### EXCERPTED DATA:

⁂

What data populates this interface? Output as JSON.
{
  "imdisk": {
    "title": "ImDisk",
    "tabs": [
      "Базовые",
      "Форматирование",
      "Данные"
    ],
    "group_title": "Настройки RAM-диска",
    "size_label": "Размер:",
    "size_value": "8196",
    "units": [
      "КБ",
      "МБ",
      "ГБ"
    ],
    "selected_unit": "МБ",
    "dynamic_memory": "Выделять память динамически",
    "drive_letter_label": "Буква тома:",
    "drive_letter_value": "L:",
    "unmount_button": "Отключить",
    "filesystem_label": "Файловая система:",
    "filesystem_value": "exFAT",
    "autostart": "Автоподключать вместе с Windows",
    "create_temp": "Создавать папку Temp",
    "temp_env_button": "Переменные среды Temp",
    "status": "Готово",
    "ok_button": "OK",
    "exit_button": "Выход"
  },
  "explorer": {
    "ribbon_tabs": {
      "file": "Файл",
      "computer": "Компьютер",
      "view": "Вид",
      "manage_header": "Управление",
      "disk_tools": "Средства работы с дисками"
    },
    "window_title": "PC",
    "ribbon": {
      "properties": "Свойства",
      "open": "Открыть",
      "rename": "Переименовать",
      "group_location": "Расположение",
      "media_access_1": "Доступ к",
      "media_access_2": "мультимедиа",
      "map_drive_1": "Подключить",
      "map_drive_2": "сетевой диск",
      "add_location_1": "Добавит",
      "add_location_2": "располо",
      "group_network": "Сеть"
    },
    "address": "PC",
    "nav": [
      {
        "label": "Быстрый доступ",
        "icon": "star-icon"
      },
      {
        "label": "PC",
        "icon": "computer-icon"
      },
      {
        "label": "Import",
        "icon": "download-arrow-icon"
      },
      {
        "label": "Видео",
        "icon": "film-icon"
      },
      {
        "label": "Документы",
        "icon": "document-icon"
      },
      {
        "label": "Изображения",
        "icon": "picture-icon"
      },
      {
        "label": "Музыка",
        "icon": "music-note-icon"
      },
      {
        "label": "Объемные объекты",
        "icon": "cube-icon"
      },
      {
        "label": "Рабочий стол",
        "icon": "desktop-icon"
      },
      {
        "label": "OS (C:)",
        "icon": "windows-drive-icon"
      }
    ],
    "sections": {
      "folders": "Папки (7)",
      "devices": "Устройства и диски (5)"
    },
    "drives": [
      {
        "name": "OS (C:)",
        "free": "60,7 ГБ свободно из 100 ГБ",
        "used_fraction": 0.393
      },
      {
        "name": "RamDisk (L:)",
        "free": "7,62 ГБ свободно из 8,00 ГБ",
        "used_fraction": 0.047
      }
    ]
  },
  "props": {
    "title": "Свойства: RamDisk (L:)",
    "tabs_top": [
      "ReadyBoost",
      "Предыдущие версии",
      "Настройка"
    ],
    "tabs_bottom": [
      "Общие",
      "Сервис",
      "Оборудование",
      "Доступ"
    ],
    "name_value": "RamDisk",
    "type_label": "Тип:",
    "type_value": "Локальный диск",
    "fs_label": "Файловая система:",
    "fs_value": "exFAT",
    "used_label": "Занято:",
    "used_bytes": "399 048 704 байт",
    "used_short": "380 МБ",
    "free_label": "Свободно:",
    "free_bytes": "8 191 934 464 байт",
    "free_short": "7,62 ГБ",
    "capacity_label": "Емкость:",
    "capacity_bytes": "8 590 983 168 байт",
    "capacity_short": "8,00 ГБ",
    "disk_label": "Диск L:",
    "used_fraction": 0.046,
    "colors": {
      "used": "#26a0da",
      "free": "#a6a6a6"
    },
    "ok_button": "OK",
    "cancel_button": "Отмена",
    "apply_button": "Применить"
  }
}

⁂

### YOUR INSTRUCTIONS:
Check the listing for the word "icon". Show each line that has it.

### OUTPUT BELOW:
        "icon": "star-icon"
        "icon": "computer-icon"
        "icon": "download-arrow-icon"
        "icon": "film-icon"
        "icon": "document-icon"
        "icon": "picture-icon"
        "icon": "music-note-icon"
        "icon": "cube-icon"
        "icon": "desktop-icon"
        "icon": "windows-drive-icon"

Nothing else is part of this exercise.